Recruiting more women
‘How can you decide on what to do as a career if you don’t know what’s out there?’ is a question Green asked during the panel. “Students and young women need to know what’s available and out there,” she said, continuing on to say the first step for women interested in the field is being curious.
“Ask questions to make that decision yours. Step one, pure exploration,” she said. “The next step is companies. Letting the public and women, or those that identify as a woman, know there are programs and inclusion groups in place that show you are welcome.” Green said it is important to be welcoming and inviting and to let potential new recruits know that you as a company have her back and that she can walk into a new work atmosphere feeling comfortable and confident with herself.
A tip she suggested for companies is to promote it on your website that your company has inclusion and diversity groups or programs.
Chadwick is the health, safety and environment director for Graham, a major heavy construction contractor headquartered in Calgary. Before joining Graham, Nancy ran her own HSE training company and worked at the Saskatchewan Construction Safety Association. She’s a member of just about every construction safety organization that operates in Alberta. Nancy’s experience takes in mining, energy and infrastructure projects and she has a degree in occupational health and safety from Ryerson.
She said it’s important to connect women interested in a career in construction with organizations that support initiatives like those listed above. “Support them in a way that makes sense to you.

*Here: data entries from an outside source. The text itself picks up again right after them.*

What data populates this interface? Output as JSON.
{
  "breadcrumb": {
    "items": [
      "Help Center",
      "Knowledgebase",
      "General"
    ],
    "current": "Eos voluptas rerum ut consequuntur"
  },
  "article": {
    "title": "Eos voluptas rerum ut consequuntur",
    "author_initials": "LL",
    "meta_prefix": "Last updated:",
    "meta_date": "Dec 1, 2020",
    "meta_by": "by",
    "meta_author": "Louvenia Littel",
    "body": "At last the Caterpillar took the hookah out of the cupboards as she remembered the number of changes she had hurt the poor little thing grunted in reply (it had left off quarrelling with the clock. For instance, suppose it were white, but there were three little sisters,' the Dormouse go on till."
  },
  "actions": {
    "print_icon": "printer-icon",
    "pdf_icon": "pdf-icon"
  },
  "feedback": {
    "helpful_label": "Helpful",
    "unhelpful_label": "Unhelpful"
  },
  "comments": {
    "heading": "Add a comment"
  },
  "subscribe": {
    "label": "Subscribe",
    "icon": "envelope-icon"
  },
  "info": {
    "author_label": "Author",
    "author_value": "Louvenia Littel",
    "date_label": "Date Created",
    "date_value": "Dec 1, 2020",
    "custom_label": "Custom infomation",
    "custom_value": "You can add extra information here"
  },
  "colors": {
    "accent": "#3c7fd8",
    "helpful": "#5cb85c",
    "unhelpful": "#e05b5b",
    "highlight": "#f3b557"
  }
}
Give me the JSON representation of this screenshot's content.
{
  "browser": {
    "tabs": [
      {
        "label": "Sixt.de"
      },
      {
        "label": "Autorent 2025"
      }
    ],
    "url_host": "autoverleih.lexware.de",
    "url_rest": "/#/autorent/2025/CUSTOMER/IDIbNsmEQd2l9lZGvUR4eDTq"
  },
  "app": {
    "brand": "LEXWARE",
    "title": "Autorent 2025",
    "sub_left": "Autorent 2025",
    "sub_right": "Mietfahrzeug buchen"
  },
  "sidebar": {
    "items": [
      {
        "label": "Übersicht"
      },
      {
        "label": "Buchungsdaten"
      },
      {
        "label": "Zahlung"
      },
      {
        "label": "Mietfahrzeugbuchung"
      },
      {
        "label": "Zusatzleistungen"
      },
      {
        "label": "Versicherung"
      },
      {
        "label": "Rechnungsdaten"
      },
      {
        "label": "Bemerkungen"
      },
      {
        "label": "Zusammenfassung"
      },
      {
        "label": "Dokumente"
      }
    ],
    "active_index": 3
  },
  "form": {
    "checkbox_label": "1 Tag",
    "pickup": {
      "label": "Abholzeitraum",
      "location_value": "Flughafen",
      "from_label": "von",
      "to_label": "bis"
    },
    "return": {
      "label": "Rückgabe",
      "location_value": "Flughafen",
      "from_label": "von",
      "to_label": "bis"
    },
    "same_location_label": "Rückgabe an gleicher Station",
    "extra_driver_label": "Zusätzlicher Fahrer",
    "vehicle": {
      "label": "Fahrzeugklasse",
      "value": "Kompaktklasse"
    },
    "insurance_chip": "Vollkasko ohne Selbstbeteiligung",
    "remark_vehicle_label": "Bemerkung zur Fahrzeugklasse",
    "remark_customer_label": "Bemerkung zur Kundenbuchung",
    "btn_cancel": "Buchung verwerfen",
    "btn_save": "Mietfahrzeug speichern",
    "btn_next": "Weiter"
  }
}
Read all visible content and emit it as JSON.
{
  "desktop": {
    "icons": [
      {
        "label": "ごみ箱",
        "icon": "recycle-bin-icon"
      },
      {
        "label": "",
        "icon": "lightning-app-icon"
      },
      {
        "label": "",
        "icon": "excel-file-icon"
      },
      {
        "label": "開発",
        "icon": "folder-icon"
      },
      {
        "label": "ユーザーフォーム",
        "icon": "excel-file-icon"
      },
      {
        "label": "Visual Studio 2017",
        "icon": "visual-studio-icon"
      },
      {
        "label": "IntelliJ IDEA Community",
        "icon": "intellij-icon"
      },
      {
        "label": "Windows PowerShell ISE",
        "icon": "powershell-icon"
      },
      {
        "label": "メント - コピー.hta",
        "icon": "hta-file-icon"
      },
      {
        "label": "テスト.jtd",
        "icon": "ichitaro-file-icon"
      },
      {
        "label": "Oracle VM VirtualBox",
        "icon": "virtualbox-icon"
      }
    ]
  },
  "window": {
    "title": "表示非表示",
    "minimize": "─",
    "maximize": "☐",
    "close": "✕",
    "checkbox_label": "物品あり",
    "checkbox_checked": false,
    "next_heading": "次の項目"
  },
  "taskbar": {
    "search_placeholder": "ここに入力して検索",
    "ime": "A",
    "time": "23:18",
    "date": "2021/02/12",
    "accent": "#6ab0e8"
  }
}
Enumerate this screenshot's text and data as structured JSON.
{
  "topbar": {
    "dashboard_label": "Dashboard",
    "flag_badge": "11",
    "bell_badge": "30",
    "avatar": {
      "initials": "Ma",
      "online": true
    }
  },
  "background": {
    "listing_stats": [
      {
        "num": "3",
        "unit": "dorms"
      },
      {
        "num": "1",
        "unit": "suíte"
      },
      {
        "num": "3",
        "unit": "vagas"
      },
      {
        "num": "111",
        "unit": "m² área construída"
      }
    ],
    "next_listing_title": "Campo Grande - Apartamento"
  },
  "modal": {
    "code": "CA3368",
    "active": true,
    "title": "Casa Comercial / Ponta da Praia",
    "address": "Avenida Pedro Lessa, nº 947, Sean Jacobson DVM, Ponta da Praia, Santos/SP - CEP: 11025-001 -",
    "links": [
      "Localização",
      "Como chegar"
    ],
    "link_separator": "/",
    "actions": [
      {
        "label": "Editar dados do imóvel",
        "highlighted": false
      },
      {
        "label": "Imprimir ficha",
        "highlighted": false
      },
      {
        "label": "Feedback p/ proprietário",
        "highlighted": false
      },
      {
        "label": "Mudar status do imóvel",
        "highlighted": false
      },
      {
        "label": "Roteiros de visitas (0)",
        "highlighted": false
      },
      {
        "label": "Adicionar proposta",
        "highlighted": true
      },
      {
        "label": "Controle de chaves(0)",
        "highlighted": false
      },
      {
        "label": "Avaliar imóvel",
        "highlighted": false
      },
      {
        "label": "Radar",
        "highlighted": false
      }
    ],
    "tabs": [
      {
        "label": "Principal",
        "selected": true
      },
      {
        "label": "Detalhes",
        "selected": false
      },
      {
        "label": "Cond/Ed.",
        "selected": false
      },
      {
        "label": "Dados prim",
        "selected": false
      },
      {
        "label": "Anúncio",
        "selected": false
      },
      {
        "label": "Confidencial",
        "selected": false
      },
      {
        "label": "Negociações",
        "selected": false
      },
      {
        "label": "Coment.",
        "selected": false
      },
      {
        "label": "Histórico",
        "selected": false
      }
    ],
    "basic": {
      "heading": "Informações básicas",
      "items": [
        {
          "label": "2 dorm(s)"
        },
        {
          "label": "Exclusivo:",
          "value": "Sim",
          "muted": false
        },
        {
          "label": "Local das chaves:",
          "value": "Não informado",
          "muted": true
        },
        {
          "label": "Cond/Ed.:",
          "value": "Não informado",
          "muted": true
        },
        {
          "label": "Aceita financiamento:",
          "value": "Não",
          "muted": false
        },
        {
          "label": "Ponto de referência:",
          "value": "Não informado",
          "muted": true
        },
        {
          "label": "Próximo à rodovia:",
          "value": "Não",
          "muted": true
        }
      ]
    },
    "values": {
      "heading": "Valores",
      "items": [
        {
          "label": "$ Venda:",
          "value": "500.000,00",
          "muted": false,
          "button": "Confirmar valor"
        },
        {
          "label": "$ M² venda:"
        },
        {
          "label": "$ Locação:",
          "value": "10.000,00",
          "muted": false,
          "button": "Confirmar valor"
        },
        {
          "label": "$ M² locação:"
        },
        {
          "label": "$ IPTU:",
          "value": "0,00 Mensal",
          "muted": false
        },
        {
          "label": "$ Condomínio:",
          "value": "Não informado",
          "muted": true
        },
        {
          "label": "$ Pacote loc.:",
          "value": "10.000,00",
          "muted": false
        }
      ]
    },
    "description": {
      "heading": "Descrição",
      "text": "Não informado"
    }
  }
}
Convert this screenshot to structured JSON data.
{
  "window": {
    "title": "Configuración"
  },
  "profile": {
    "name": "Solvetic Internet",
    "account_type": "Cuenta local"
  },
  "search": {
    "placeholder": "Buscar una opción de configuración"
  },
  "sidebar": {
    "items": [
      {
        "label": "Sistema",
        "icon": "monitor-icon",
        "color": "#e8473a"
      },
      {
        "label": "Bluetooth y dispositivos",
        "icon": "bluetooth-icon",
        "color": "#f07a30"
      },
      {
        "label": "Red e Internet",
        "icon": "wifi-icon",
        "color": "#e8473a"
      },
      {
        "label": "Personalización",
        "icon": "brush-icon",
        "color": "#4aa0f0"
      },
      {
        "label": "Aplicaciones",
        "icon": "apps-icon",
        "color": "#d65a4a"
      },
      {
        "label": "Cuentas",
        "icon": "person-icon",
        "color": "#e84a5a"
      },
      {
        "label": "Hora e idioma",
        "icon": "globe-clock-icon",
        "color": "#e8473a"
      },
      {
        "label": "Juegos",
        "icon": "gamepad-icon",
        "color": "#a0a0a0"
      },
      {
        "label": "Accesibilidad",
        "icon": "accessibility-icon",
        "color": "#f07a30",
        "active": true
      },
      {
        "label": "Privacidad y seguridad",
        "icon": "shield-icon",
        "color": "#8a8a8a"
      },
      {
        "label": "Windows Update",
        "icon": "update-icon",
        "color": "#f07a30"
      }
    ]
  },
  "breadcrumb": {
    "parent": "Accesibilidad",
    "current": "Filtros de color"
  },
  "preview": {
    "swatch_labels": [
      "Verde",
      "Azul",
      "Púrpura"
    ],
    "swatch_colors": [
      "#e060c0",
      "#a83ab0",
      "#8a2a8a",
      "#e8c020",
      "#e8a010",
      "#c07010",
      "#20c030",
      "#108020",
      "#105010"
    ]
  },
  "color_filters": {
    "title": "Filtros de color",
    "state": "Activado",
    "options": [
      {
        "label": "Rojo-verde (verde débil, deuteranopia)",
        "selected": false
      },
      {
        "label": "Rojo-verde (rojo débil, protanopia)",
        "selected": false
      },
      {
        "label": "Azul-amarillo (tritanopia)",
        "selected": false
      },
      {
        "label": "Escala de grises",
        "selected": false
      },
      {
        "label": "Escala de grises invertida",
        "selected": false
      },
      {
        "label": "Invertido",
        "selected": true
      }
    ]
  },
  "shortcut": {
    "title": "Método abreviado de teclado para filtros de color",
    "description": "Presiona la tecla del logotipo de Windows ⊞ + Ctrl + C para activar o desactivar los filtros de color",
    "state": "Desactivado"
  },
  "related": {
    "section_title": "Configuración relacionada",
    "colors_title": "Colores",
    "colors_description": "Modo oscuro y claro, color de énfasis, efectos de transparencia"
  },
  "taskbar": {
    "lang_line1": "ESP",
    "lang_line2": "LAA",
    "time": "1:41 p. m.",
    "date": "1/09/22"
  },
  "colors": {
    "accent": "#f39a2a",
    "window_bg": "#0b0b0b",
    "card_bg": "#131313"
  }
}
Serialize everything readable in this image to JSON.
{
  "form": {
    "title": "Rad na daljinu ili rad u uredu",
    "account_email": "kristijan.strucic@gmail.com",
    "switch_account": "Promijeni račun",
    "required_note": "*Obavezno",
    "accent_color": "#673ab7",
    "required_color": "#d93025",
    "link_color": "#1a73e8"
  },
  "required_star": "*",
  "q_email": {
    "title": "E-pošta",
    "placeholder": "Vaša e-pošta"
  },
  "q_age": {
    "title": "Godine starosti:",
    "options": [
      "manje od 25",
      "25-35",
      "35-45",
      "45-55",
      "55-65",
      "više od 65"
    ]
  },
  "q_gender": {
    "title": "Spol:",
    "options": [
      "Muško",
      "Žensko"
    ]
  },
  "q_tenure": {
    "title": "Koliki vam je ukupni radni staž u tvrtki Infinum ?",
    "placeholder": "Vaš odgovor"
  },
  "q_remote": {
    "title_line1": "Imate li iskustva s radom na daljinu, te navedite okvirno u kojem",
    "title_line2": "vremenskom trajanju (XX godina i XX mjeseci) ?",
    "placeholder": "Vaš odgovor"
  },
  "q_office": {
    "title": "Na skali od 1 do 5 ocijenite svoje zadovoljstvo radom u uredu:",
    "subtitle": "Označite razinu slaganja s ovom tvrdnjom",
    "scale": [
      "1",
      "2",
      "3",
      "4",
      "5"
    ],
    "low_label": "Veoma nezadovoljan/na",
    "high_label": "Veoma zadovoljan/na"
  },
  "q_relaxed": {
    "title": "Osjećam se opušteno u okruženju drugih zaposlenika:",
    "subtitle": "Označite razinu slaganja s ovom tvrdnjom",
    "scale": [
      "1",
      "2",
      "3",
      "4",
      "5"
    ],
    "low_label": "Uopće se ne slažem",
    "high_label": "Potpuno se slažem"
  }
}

If you can give back to somebody, whether it’s just a conversation or advice or guidance on their career, there are lots of ways to do it and have an impact. You have to understand what the individual is looking for and ask ‘How can I connect them with what they need?’”
The panel discussion was hosted and moderated by Sukayna Ray Ghosh, associate editor for the light construction group at Annex Business Media.